If you board late, chances are your surrounding overhead compartments will be full, but the flight attendant will probably find space someplace else, or worst case, they take it from you and place it in the belly of the aircraft at the last minute. It this ever occurs to you, you should always be prepared for the wost case scenario that your bag may be lost, stolen, or misplaced. If that is the case, you should consider the following:
Four Things to Keep on Your Person on the Plane
There are really only four things (maybe three) you need to have on your person on the plane, they are: your ID, a credit card, a cell phone, and fourth, which does not apply to everyone, your essential prescription medications). If someone steals every single thing you brought with you, these are really the only things you cannot replace quickly and easily, and that you will absolutely need to get you out of pretty much any jam upon landing. Almost everything else you can replace -- there are grocery and clothing stores everywhere -- but without both your ID, credit card, and cell phone, you can't rent a car, check into the airport hotel, buy food, critically, get on a plane to take you back home, or call your family or friends in an emergency.
Having the credit card easily available on the plane has an added benefit beyond the safety factor: it's the only way to buy a snack, a drink, headphones or an in-flight movie. Don't be the person dumping the contents of the overhead bin into the aisle just to buy a turkey sandwich; keep your card in your pocket.
The third thing to keep very close is any prescription medications; these can be difficult to replace quickly, and being without them could create potentially dire problems for folks with serious medical conditions.
Finally, keeping your cell phone with your important phone numbers can really help you out of a jam. Having all your numbers and an easy way to call them (try to find a phone booth that works these days) could really make a difference.
Anything You Really Care About, Wear It
You've heard the saying "You'll get it when you pry it from my dead hands" -- we all hope and pray it doesn't come to that, but for your most valuable things, this should be a phrase to, well, live by. If you don't want to lose it, wear it.
To see a complete selection of unique travel security bags, purses, locks and other items that can help you protect your valuables in the air, please visit www.CorporateTravelSafety.com.

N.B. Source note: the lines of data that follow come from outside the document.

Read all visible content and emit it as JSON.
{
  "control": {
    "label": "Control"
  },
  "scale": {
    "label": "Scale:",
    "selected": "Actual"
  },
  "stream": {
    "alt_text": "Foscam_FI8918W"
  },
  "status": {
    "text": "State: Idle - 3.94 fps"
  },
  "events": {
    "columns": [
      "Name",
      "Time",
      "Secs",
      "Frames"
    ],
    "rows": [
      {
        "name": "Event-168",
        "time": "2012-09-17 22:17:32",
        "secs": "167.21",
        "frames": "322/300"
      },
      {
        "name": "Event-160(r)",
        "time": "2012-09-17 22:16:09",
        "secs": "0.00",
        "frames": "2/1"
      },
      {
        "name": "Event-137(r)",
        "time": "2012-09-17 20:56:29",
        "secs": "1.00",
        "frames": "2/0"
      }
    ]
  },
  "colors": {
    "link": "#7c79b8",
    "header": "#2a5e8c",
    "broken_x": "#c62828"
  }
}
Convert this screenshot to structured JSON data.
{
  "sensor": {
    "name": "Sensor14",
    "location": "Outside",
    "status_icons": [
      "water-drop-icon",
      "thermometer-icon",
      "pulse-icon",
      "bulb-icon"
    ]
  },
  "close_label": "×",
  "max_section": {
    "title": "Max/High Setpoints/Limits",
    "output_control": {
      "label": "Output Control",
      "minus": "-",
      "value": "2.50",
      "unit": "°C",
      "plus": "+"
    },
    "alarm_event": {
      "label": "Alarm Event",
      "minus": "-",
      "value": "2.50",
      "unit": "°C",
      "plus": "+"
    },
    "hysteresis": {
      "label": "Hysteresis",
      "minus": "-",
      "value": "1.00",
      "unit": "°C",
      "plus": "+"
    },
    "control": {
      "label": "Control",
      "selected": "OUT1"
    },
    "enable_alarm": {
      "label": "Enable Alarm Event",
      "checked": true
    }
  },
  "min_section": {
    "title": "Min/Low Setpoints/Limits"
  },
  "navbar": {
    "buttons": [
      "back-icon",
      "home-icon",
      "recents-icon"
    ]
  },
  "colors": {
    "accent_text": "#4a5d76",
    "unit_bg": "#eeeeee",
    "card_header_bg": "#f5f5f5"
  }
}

Our site contains over 100 pages of travel safety tips and security tips that are useful for any traveler. You will find tips involving luggage theft, avoiding pickpockets, laptop theft, hotel burglary, and airplane, train, automobile, and boat travel crimes.